- in Blog , Human Resources , Leadership , Management , Research by David Wilkinson
- 1 comments
The Step-by-Step Guide to How Unethical Behaviour Develops
The Step-by-Step Guide to How Unethical Behaviour in the Workplace Develops
In the the last of my three part series on how to predict unethical behaviour in the workplace develops.
Part One – How to predict unethical behaviour
Part Two – Moral disengagement: How it predicts unethical behaviour
To wrap up this research briefing today I will look at the role situation or the context plays in promoting unethical behaviour in the workplace and the stages people undergo.
Get your free research briefings, infographics and more… –
The researchers also found that what is known as ‘situational strength’ or the cues provided by the environment or context (other people, the culture, observed behaviours, actions and inaction, rewards and punishments etc.) regarding the desirability of potential behaviours, has a significant impact on whether an individual or indeed a team or group of people will engage in unethical behaviour.
Situational strength is a measure of the ability of a situation or set of circumstances to create psychological pressure on the individual to engage in and/or refrain from particular behaviours.
How unethical behaviour in the workplace develops
So the pattern for the development of unethical behaviour in the workplace appears to be:

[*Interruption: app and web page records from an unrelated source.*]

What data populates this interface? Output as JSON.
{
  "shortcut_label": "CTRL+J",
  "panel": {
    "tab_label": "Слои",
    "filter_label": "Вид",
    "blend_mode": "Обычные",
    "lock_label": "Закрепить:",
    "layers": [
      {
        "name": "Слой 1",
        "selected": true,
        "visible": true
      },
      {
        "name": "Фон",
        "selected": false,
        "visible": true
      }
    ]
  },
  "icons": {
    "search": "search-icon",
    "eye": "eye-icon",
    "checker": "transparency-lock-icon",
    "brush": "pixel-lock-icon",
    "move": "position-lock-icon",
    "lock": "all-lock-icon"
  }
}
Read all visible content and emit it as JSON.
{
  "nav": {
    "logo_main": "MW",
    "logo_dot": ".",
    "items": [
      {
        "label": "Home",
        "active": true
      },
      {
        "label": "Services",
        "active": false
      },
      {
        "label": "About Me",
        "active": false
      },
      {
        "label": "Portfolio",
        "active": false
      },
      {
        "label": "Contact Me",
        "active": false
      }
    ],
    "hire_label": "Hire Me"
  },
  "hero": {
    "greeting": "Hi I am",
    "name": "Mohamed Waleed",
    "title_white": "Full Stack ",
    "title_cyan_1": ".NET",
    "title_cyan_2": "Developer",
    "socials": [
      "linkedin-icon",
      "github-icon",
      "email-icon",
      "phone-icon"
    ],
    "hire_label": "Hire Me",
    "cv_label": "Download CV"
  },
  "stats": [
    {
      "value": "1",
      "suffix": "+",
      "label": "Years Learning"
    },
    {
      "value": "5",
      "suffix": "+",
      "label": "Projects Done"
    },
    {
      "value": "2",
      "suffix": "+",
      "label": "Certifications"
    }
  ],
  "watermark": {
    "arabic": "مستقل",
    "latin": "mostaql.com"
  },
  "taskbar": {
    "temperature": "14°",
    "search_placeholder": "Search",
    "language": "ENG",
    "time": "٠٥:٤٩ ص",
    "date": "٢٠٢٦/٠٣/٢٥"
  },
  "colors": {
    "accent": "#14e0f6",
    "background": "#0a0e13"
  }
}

- Firstly the level of authenticity an individual has, predicts how likely they are to morally disengage in the first place. Authenticity largely appears to be an antidote to the chances of moral disengagement and consequently unethical behaviour.
- Therefore, when a manager or leader with lower levels of authenticity finds themselves in a environment or situation (Situational Strength) that suggests:
- The primacy of the task or goal above all else (task focused) and
- The situation promotes or doesn’t actively disapprove of or takes action against moral disengagement, and
- The individual morally disengages by:
- Creating a narrative or story about why the action is necessary and/or not unethical or out of the ordinary
- Reducing their own sense of involvement or importance in the decision or actions
- Failing to see or being wilfully blind to the consequences, and
- Reducing the impact their actions will have on/or blaming the victims
Then the chances are very high that they will engage in unethical behaviour in the workplace.
Reference – available to members
Be impressively well informed
Get the very latest research intelligence briefings, video research briefings, infographics and more sent direct to you as they are published
Be the most impressively well-informed and up-to-date person around...